The more aggressive approach is to contact whoever is hosting the website directly and they will make sure it is removed for you.  To do this, I visit www.whoishostingthis.com to search and type in the domain name of where my stolen image is.

Right on the results page you will sometimes see an email from the web host of where you need to email the complaint.  Usually an “abuse@” email or something related.  If not, type in your search engine the name of the web host, plus the phrase “report copyright”, “DMCA” or “abuse” beside it, to find out which department to contact to report the copyright infringement.

Step 4: Email a Letter To the Web Host

letter

By emailing a letter to the web host about the copyright infringement, you are pretty much communicating a DMCA (Digital Millenium Copyright Act) which is a copyright law that enforces online infringement removal.  If this is your first time hearing about DMCA, please go to www.dmca.com for more information.  They also offer a paid service to oversee the removal of the content for you, but you can email web hosts directly about this before using their service, if you choose to.  If it is still not removed after contact with the web host, you may want to consider using DMCA.com.

When emailing the web host, your email should be worded something like this:

Dear Web Host:

I am reporting copyright infringement currently being used by one of your customers on their domain.

I am the copyright owner of the images being illegally used at:  <Post Link To Offender’s Website Page(s)>

Original: <Post Link To Where Your Original Artwork Is Online>

This letter is official notification under the provisions of Section 512(c) of the Digital Millennium Copyright Act (“DMCA”) to effect removal of the above-reported infringements. I request that you immediately issue a cancellation message as specified in RFC 1036 for the specified postings and prevent the infringer, who is identified by its Web address, from posting the infringing material to your servers in the future. Please be advised that law requires you, as a service provider, to “expeditiously remove or disable access to” the infringing material upon receiving this notice. Noncompliance may result in a loss of immunity for liability under the DMCA.

I have a good faith belief that use of the material in the manner complained of here is not authorized by me, the copyright holder, or the law. The information provided here is accurate to the best of my knowledge. I swear under penalty of perjury that I am the copyright holder.

Please send me at the email address noted below a prompt response indicating the actions you have taken to resolve this matter.

Sincerely,

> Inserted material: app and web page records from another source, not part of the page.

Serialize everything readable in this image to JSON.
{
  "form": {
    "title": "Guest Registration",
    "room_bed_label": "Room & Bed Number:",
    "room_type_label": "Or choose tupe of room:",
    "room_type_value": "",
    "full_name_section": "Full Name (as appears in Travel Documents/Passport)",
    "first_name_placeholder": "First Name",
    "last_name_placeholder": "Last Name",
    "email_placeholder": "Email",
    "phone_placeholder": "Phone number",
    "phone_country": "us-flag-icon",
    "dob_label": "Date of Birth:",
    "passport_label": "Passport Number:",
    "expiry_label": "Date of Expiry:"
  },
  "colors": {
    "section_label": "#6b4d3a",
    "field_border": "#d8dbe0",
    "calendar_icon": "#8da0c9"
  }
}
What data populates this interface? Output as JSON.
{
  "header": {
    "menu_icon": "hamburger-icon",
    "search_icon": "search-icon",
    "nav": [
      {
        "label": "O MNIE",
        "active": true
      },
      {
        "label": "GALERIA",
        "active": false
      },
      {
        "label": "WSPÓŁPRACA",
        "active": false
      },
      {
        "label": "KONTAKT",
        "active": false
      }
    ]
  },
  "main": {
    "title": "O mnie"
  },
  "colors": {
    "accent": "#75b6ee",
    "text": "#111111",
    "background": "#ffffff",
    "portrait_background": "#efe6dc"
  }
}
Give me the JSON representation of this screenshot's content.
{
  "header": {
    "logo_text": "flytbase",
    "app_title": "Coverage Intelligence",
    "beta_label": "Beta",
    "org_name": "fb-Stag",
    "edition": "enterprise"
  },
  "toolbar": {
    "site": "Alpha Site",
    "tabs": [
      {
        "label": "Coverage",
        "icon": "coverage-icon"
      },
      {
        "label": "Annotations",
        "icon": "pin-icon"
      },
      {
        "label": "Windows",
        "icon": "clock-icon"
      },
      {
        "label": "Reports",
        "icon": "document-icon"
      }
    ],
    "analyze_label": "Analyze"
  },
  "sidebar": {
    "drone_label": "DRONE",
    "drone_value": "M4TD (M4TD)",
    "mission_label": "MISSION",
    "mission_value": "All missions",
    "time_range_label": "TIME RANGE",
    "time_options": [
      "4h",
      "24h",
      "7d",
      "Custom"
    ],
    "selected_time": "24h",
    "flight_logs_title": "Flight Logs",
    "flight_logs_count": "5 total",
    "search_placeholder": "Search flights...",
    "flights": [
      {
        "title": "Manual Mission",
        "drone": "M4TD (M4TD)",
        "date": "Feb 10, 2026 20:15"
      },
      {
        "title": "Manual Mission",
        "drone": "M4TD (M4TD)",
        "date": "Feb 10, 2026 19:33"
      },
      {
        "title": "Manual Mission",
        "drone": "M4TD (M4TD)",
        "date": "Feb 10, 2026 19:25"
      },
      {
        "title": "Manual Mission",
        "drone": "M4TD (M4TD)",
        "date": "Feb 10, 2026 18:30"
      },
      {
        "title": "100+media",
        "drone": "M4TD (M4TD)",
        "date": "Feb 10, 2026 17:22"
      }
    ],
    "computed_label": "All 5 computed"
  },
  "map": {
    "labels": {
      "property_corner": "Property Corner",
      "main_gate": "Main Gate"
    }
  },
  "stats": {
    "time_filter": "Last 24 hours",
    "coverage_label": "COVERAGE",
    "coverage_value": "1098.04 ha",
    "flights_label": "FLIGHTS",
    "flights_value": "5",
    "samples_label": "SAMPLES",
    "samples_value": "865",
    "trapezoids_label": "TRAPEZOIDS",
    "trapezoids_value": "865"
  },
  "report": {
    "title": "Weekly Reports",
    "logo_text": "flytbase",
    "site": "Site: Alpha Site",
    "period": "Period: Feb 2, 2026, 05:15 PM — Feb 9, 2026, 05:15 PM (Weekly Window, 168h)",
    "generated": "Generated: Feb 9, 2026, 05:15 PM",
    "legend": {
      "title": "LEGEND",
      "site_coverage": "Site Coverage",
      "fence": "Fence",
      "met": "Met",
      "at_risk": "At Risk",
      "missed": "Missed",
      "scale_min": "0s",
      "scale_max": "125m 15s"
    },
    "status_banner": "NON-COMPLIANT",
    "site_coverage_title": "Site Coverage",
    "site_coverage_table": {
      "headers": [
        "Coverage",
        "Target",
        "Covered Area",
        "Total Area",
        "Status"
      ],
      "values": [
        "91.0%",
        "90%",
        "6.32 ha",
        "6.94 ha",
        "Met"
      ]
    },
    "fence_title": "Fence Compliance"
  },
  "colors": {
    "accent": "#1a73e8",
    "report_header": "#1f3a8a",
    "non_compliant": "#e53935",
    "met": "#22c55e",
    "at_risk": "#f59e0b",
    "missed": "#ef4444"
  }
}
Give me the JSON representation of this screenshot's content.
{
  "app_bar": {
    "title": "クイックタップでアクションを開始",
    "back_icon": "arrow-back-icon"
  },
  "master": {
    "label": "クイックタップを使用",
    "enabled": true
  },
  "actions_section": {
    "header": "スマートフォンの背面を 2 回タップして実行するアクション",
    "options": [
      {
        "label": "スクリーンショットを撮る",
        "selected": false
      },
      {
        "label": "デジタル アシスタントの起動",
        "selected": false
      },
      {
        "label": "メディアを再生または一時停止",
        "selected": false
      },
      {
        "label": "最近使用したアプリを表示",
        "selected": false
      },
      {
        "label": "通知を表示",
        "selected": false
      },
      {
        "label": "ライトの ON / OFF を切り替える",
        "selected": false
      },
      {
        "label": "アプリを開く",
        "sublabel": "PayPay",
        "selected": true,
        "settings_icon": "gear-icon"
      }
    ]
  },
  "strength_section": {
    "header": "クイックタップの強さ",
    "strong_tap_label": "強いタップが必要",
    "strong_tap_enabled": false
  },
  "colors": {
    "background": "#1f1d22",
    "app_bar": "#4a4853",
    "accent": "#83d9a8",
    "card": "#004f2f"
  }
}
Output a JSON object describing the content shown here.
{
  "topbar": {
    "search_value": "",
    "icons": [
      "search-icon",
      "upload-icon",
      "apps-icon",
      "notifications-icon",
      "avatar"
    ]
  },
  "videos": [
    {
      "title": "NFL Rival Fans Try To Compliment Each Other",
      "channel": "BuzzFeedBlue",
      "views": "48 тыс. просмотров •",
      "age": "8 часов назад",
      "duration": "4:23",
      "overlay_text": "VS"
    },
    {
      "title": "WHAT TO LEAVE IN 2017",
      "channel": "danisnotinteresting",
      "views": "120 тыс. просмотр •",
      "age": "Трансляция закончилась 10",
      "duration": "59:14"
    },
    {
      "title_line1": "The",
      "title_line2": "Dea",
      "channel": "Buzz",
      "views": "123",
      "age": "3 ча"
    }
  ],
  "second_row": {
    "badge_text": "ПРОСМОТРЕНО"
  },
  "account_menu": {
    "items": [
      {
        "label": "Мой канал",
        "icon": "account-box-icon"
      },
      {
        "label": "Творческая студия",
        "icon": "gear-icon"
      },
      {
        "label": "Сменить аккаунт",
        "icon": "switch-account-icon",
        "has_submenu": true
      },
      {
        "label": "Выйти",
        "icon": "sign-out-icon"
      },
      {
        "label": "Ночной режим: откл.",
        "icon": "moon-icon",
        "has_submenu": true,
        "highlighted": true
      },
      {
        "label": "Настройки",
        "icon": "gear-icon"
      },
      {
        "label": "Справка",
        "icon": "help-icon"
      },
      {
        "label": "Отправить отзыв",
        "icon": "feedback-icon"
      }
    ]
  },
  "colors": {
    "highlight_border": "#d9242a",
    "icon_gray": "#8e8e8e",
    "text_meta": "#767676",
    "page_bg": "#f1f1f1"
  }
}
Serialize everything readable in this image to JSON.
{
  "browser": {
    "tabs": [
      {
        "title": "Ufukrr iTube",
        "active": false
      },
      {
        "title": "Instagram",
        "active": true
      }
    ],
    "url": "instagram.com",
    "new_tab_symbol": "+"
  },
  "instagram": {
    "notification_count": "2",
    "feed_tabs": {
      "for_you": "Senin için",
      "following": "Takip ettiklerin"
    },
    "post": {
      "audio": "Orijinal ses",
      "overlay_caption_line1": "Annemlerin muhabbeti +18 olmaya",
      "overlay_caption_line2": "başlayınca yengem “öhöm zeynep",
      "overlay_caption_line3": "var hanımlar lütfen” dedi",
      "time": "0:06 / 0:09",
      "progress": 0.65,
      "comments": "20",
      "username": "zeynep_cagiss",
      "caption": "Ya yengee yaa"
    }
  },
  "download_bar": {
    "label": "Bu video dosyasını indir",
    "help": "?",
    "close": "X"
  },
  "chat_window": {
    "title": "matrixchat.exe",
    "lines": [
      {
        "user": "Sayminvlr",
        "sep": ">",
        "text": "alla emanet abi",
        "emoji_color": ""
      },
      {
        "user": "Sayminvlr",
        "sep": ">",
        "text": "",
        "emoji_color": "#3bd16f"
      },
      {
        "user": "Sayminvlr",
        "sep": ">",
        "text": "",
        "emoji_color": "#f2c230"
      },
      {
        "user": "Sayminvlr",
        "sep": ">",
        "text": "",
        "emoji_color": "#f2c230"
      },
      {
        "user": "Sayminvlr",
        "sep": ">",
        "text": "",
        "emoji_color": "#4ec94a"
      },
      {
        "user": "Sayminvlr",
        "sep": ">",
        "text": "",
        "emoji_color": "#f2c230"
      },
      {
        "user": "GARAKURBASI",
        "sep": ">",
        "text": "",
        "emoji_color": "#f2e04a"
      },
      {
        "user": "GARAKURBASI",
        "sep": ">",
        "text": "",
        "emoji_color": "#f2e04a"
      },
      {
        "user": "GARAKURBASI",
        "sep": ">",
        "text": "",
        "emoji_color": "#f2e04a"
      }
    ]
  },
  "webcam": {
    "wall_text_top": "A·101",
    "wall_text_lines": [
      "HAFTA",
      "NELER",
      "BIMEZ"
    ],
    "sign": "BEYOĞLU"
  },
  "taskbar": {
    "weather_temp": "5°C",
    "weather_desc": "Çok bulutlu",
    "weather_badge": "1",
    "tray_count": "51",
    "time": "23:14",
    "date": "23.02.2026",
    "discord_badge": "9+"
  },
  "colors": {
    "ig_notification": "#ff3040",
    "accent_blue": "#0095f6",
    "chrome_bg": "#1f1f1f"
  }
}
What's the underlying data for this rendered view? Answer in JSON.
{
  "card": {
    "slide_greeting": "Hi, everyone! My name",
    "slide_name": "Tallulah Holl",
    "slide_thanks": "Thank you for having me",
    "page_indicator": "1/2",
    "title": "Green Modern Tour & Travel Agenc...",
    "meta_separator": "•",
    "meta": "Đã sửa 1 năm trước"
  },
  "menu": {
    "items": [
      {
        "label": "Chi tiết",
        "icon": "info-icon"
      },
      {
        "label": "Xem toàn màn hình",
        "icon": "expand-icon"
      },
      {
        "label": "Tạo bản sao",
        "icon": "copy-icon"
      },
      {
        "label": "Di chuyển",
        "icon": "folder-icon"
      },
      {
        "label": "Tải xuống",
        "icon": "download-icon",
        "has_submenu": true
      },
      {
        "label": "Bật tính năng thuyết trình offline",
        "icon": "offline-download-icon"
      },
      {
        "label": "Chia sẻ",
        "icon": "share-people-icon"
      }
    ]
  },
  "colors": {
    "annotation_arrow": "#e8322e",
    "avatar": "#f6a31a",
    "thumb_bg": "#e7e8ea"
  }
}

/s/ your name

Email: your email

your full mailing address

Step 5: Wait For a Response or Follow-Up

clock

I’ve been pleased to have some pretty quick responses from web hosts that make sure the material is removed immediately, sometimes within one business day.  Unfortunately, there are times when a web host never gets back to me and despite all my efforts, the stolen artwork is still sitting on their servers.  I’ve considered using dmca.com services for this purpose, but some offenses I felt were too small to deal with paying for the service.

If your content still hasn’t been removed from the site, you haven’t heard back from the web host and you don’t want to take further legal action, the best thing you can do is nag the web host or try to contact the offender and have it resolved.  This is not the greatest outcome and it can get really frustrating, but if you don’t want to take further legal action, this is the most you can do at the moment.

If you have any other suggestions or ideas, please feel free to share it in the comments below!

Share this PostShare on FacebookTweet about this on TwitterShare on LinkedInShare on Google+Pin on PinterestEmail this to someonePrint this page

Post a Comment